── GIVEN RECORDS

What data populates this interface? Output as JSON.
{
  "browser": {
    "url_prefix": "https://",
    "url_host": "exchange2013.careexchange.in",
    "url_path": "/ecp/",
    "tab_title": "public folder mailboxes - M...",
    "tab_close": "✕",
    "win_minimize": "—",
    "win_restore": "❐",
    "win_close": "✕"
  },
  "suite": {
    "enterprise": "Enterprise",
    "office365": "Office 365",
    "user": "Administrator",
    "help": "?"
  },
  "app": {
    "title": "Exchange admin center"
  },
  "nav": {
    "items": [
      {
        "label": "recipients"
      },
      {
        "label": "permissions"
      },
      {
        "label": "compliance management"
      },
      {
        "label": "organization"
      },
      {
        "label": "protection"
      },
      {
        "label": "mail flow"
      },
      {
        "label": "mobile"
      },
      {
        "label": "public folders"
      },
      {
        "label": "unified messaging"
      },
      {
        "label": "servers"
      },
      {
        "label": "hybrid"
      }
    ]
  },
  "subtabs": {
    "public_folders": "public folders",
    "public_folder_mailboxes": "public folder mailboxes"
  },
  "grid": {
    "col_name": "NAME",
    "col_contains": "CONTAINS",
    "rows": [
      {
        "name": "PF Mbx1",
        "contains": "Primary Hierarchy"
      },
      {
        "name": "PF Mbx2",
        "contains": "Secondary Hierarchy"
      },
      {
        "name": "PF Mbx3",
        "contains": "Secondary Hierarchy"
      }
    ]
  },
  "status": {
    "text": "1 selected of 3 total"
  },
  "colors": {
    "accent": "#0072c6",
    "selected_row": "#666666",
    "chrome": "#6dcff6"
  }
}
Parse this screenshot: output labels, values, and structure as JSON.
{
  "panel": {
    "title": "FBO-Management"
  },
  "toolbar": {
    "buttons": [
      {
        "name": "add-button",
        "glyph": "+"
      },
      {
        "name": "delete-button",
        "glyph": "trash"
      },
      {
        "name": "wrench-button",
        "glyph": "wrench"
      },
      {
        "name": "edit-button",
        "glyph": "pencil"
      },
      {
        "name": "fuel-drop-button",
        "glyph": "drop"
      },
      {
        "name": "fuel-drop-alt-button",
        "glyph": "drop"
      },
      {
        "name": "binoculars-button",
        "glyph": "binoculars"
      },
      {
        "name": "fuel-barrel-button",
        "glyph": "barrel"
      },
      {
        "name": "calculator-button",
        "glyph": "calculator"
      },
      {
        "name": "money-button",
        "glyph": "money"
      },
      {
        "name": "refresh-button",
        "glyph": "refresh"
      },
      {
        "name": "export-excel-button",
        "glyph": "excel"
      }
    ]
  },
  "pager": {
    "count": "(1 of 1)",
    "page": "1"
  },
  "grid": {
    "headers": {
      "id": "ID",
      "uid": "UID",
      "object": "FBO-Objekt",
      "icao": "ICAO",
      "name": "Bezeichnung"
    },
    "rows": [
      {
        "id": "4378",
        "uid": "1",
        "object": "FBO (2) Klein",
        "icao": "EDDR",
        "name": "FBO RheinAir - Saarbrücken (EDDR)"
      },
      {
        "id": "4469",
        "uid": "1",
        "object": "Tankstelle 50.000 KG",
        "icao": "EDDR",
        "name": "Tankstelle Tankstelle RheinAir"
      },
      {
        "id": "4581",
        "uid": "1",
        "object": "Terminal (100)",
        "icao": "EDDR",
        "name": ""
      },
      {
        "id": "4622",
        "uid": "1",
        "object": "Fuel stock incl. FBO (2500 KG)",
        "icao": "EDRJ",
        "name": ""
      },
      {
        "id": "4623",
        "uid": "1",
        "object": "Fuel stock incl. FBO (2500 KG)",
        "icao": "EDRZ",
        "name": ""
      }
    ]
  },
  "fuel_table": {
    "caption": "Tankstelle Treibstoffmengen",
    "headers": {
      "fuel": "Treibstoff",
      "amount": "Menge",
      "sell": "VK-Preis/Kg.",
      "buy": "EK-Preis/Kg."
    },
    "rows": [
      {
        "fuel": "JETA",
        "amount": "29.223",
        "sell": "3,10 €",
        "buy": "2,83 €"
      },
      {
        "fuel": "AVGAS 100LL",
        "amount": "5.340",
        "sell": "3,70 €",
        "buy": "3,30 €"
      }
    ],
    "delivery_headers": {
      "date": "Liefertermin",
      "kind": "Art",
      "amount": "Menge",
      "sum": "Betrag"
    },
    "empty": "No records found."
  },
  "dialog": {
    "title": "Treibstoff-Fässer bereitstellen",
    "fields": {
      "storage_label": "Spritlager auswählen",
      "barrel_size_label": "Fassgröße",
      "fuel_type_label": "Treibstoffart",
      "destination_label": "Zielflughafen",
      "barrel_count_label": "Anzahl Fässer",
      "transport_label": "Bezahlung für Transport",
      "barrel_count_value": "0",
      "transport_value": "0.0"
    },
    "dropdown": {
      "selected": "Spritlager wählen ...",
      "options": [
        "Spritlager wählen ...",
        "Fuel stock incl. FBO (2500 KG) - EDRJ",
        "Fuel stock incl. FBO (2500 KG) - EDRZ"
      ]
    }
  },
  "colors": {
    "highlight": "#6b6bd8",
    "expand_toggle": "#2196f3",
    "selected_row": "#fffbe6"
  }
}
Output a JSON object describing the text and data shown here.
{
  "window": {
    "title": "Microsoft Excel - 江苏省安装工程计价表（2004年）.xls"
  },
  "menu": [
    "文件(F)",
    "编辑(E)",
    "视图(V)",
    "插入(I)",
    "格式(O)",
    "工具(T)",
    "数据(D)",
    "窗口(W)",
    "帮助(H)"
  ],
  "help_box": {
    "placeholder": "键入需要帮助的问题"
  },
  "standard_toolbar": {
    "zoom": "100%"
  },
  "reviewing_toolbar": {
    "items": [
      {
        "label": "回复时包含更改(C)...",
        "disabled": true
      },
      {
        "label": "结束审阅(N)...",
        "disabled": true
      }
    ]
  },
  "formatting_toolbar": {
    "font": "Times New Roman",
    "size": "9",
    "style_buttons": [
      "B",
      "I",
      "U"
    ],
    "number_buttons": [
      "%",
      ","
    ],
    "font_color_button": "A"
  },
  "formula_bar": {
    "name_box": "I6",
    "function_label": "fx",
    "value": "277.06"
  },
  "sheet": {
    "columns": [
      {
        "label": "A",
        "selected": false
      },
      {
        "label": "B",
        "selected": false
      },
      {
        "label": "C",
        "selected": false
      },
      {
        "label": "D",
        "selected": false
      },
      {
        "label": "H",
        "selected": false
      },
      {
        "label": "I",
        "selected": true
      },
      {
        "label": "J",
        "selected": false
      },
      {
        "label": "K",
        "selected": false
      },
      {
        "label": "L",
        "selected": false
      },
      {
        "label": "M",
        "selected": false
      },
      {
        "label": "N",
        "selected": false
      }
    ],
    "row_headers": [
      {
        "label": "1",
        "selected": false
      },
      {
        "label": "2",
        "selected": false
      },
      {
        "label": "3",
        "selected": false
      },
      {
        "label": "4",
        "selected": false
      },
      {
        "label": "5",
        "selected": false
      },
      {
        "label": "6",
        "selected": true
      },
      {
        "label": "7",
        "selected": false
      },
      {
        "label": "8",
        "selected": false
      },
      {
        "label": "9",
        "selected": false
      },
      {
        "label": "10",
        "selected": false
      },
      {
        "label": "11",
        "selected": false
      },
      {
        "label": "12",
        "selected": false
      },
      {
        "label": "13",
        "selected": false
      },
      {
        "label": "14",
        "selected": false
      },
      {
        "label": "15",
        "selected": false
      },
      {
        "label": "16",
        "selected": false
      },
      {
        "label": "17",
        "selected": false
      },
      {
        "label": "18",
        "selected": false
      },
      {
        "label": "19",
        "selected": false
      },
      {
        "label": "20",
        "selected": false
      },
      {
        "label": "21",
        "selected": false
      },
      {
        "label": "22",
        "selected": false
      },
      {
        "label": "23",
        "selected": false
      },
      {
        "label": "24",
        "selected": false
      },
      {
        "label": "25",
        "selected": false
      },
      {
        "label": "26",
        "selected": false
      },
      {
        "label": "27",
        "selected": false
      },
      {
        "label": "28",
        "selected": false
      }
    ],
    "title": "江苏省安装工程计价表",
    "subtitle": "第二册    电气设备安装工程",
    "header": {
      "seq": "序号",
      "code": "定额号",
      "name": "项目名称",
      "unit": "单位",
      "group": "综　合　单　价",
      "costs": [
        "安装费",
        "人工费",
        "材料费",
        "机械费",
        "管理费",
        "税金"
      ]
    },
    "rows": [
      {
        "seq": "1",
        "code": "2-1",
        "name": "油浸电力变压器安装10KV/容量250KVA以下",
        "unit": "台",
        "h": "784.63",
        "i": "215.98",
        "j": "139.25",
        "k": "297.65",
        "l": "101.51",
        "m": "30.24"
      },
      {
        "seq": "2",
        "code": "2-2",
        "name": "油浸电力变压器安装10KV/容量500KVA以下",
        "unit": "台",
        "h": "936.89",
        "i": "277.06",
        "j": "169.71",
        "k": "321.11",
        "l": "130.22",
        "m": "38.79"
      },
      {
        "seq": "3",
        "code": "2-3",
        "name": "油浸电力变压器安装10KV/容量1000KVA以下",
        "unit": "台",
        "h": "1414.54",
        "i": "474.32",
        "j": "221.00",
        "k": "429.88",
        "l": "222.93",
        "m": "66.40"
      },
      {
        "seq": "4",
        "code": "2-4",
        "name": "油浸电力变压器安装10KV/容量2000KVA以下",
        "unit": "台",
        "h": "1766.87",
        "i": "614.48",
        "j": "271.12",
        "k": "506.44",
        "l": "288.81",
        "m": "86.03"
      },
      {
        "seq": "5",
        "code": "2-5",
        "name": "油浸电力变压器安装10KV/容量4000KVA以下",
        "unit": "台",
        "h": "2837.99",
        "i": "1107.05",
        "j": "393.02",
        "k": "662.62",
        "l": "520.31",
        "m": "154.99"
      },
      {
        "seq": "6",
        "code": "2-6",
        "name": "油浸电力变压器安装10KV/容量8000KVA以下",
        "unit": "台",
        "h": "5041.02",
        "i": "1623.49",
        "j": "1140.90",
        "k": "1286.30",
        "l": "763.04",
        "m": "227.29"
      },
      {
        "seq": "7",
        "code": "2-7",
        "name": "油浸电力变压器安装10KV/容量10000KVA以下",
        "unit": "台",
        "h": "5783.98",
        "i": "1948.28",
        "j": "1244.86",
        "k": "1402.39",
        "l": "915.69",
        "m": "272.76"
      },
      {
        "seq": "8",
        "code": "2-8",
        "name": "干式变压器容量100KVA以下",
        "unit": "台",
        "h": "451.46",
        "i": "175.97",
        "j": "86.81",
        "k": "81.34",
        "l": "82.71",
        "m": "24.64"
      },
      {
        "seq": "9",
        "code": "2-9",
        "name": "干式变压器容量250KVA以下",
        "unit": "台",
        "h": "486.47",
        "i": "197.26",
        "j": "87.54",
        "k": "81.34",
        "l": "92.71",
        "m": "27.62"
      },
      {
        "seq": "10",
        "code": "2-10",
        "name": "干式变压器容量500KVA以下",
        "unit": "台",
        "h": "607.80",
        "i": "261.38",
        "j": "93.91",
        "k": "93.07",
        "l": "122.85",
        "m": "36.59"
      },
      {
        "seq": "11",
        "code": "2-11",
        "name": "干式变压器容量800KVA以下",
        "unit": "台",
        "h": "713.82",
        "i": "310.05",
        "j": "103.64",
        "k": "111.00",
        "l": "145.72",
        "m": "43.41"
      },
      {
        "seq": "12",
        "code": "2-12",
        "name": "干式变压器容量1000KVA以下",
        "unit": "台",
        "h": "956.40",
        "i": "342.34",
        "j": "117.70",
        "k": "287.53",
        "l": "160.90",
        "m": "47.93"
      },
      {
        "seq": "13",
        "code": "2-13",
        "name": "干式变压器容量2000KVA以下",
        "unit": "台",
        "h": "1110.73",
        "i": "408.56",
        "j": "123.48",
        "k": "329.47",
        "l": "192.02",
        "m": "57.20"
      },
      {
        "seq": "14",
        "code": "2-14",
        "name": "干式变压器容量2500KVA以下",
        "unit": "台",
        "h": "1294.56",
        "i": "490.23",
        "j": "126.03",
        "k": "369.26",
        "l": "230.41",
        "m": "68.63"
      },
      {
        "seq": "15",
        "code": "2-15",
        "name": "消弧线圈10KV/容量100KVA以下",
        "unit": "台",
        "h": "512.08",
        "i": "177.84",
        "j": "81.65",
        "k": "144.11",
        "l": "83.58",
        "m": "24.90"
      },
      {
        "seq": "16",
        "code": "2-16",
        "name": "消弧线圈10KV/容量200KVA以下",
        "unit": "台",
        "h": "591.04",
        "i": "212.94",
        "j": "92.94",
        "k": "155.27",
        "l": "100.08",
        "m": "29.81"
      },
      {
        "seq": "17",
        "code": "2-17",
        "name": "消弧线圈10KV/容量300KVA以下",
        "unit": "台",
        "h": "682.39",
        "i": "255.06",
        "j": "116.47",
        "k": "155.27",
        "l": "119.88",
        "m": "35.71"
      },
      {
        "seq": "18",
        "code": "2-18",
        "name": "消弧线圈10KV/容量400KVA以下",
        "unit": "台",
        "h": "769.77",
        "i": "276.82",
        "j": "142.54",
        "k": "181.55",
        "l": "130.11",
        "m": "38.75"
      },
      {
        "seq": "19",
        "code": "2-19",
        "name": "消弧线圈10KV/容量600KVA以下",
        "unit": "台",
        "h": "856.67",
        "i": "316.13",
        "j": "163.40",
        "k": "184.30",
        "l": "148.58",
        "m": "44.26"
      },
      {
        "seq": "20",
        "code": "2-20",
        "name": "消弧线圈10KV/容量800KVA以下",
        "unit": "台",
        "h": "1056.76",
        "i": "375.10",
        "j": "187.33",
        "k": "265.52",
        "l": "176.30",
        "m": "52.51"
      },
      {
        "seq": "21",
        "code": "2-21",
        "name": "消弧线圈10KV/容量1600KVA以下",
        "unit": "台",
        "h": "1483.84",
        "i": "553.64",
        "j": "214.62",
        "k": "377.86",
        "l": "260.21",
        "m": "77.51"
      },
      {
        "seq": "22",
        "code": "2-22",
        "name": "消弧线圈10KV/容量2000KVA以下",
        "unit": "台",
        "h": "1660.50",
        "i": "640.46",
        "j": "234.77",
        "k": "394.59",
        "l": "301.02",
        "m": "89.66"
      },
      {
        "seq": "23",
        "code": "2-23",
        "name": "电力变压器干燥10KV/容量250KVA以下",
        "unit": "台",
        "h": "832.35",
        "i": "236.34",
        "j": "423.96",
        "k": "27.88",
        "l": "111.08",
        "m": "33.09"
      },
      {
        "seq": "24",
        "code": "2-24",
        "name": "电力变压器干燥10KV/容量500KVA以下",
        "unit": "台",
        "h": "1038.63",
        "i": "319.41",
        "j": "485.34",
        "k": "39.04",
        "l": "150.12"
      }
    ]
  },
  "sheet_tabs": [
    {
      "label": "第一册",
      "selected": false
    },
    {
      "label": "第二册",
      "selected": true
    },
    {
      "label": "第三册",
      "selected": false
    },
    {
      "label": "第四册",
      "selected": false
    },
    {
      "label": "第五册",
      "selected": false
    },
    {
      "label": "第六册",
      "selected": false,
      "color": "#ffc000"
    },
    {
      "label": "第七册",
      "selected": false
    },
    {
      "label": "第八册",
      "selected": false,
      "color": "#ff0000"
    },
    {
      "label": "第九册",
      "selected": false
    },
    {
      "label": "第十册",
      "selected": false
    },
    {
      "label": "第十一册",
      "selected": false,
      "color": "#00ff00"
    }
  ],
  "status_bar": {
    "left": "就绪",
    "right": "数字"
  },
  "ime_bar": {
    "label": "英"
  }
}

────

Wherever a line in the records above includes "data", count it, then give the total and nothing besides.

2